Diabetes and Oral Health

Diabetes and Oral Health

Diabetes is a national crisis causing a myriad of health problems. However, many don’t realise how diabetes can put you’re oral health at risk too. Having uncontrolled diabetes impairs the ability to fight bacteria in the mouth. High blood sugar encourages bacteria which results in gum disease. Diabetes can make you more susceptible to fillings and fungal infections and make it harder to fight off infections.

Those already diagnosed with diabetes experiencing dental problems may have symptoms of;

·      Red, sore or swollen gums

·      Loose teeth

·      Halitosis (bad breath)

·      An irregular bite

All of these dental problems can be caused or irritated by diabetes so it’s important to maintain habits to ensure blood sugar stays low. Below are some oral health care tips specific to diabetes sufferers.

Controlling diabetes

Well-controlled, monitored diabetes contributes to a healthy mouth. If diabetes goes undiagnosed or blood sugar is poorly controlled, the risk for dry mouth, gum disease, tooth loss and fungal infection increases dramatically. Therefore, maintaining a healthy mouth can help manage blood sugar.

Regular Checkups

Individuals with diabetes are prone to oral infections so regular dental appointments become even more important to attend at least twice a year. Regular checkups and professional cleanings keep a mouth healthy. Let your dentist know you have diabetes and what medicines you take so as they can advise you the most appropriate ways to care for your teeth and gums at home. They may even make a referral to a periodontist -- a dentist who specialises in gum disease -- if gum problems persist or seem to get worse.
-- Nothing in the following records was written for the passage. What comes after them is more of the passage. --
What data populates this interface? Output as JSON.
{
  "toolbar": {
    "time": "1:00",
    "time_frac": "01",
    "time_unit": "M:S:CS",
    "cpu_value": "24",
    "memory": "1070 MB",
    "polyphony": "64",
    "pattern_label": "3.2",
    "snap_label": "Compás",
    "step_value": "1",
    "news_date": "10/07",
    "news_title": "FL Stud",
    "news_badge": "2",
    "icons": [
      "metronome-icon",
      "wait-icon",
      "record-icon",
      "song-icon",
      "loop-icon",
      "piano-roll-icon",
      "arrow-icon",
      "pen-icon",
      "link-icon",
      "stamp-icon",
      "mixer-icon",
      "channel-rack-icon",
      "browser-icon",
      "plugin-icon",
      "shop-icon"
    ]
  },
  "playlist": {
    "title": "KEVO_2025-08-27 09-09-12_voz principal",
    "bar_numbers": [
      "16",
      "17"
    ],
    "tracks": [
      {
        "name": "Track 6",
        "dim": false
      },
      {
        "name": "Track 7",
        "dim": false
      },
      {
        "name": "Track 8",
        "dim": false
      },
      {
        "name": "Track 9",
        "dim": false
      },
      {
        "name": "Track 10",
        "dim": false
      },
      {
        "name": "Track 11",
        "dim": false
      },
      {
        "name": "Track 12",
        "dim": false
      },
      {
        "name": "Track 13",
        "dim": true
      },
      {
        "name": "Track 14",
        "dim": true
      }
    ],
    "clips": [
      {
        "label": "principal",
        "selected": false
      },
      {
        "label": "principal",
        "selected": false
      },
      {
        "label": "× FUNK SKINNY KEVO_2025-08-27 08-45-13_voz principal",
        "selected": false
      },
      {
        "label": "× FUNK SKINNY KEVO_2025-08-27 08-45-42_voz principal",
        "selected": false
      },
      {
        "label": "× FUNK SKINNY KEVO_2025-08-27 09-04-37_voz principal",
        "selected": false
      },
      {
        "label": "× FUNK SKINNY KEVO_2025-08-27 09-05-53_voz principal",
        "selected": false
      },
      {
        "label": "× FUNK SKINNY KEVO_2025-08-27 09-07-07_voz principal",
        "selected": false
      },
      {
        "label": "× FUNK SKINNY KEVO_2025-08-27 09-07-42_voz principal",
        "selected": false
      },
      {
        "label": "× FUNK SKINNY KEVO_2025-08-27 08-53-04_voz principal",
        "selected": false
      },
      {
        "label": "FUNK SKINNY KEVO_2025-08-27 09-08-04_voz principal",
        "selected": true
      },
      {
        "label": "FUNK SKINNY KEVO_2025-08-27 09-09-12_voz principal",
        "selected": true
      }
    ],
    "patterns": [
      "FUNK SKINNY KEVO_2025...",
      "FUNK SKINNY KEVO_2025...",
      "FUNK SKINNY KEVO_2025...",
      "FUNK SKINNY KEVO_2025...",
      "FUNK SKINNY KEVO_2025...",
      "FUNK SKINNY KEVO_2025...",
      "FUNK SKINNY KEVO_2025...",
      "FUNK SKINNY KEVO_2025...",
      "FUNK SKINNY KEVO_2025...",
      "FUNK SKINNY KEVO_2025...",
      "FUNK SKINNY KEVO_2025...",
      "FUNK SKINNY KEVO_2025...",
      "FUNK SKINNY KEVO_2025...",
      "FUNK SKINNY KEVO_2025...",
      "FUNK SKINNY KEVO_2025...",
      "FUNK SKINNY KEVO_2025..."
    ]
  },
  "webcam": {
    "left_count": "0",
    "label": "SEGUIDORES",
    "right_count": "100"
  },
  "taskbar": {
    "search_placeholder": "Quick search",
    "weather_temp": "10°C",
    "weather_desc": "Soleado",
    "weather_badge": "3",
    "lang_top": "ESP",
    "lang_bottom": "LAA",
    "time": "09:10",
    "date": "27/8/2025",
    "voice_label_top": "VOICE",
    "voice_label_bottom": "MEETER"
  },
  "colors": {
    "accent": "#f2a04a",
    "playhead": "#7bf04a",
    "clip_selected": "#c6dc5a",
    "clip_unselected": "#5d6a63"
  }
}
Plaque control

Having high blood sugar can often make gum disease worse. Plaque caused by food, saliva and bacteria forms on the teeth after eating, releasing acids that attack the enamel of the teeth. Untreated plague then turns to tartar which builds under gum lines and becomes incredibly difficult to remove with flossing. The longer the tartar stays on the teeth, the more harmful it becomes, hence why diabetes suffers need to be even more stringent with their dental hygiene routine.

General Steps to Take

·       Make sure you brush at least twice a day and floss once a day.

·       Use an antibacterial mouth rinse twice a day to help curb bacteria that can cause plaque build-up on teeth and          gums.

·       Check your mouth for inflammation or signs of bleeding gums. If you notice either, let your dentist know as              soon as possible.

·       Have your teeth professionally cleaned every 6 months, or even every 3 or 4 months. Your dentist may suggest          stepping up the cleaning schedule if you tend to build up plaque or tartar quickly.

·       Make sure your dentist knows that you have diabetes. Your dentist should have  the names of all prescription            and over-the-counter drugs you take to control your condition.


Related articles.

Displaying 6 to 10 of 289

Filling the Gaps with Implants

Missing teeth affect both your appearance and confidence. Worse still, any gaps left by missing teeth can cause great strain on the rest of the mouth and jaw. Having a gap can also affect the bite, because the teeth surrounding the space can lean and alter the way in which the top and bottom set bite together. Decay and gum disease are often prevalent if missing teeth are not filled because oral care begins to suffer.

.... read more

Early Childhood Tooth Decay

During early childhood, many changes occur in the mouth of a young child. The mouth supports important bodily functions from birth and throughout all ages, including; breathing, digestion, communication, and biological/physical protection. A healthy mouth for a young child is a cornerstone for life-long health and well-being.

.... read more

How to get Whiter Teeth

Over time and with age teeth begin to lose their naturally white appearance. Enamel becomes thinner and the inner layer begins to turn darker. Diet, age and poor dental hygiene are all culprits for staining teeth, and can make you feel incredibly self conscious. Fortunately there are a wide variety of solutions available from natural home remedies to chemically enhanced treatments, all promising to restore that pearly white smile. 

.... read more

The Benefits of Braces

Braces are a popular choice of orthodontics used to straighten crooked teeth, align the jaw and improve the aesthetics of smiles and faces. Alongside improving the physical appearance of the teeth, they can dramatically improve the health of the mouth, leading to improved oral health and in the long term, less health conditions. 

.... read more

Bad Breath Explained

According to a recent study ninety per cent of people between the ages of 16 and 40 feel that having bad breath is “the worst social mistake one can make”. It’s a pretty damning statistic. So what is it that causes this embarrassing condition - and what can you do about it?

.... read more

Oral Health by Regions

     

Oral Health Knowledge Base

     

Glossary